## Work to complete
Copy the complete listing exactly as shown.
────────────────────
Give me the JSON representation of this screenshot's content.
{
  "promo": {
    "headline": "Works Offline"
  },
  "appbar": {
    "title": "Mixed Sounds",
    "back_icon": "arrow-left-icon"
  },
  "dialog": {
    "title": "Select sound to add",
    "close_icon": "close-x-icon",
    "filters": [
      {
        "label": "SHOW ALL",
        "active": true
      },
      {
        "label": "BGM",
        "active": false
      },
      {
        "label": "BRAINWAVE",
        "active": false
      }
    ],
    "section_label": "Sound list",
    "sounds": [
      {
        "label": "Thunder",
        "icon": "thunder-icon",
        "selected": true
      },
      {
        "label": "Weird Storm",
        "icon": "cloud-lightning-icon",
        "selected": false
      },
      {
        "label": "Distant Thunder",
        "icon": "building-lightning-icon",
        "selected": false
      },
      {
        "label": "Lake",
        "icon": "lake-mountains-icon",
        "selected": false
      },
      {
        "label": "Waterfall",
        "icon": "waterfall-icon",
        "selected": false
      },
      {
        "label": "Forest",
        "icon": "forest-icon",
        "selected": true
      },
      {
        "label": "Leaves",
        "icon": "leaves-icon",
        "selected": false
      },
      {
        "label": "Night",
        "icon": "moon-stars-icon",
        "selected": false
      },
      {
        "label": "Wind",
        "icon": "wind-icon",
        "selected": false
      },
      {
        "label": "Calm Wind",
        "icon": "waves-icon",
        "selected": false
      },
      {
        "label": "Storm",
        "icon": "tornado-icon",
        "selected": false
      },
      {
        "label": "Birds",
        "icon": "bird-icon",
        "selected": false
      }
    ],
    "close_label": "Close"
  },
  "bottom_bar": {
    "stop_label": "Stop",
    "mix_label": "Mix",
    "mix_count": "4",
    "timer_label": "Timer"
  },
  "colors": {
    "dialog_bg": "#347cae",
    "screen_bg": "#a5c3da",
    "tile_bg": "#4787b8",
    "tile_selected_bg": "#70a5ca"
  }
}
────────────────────
## Solved exercise
Give me the JSON representation of this screenshot's content.
{
  "promo": {
    "headline": "Works Offline"
  },
  "appbar": {
    "title": "Mixed Sounds",
    "back_icon": "arrow-left-icon"
  },
  "dialog": {
    "title": "Select sound to add",
    "close_icon": "close-x-icon",
    "filters": [
      {
        "label": "SHOW ALL",
        "active": true
      },
      {
        "label": "BGM",
        "active": false
      },
      {
        "label": "BRAINWAVE",
        "active": false
      }
    ],
    "section_label": "Sound list",
    "sounds": [
      {
        "label": "Thunder",
        "icon": "thunder-icon",
        "selected": true
      },
      {
        "label": "Weird Storm",
        "icon": "cloud-lightning-icon",
        "selected": false
      },
      {
        "label": "Distant Thunder",
        "icon": "building-lightning-icon",
        "selected": false
      },
      {
        "label": "Lake",
        "icon": "lake-mountains-icon",
        "selected": false
      },
      {
        "label": "Waterfall",
        "icon": "waterfall-icon",
        "selected": false
      },
      {
        "label": "Forest",
        "icon": "forest-icon",
        "selected": true
      },
      {
        "label": "Leaves",
        "icon": "leaves-icon",
        "selected": false
      },
      {
        "label": "Night",
        "icon": "moon-stars-icon",
        "selected": false
      },
      {
        "label": "Wind",
        "icon": "wind-icon",
        "selected": false
      },
      {
        "label": "Calm Wind",
        "icon": "waves-icon",
        "selected": false
      },
      {
        "label": "Storm",
        "icon": "tornado-icon",
        "selected": false
      },
      {
        "label": "Birds",
        "icon": "bird-icon",
        "selected": false
      }
    ],
    "close_label": "Close"
  },
  "bottom_bar": {
    "stop_label": "Stop",
    "mix_label": "Mix",
    "mix_count": "4",
    "timer_label": "Timer"
  },
  "colors": {
    "dialog_bg": "#347cae",
    "screen_bg": "#a5c3da",
    "tile_bg": "#4787b8",
    "tile_selected_bg": "#70a5ca"
  }
}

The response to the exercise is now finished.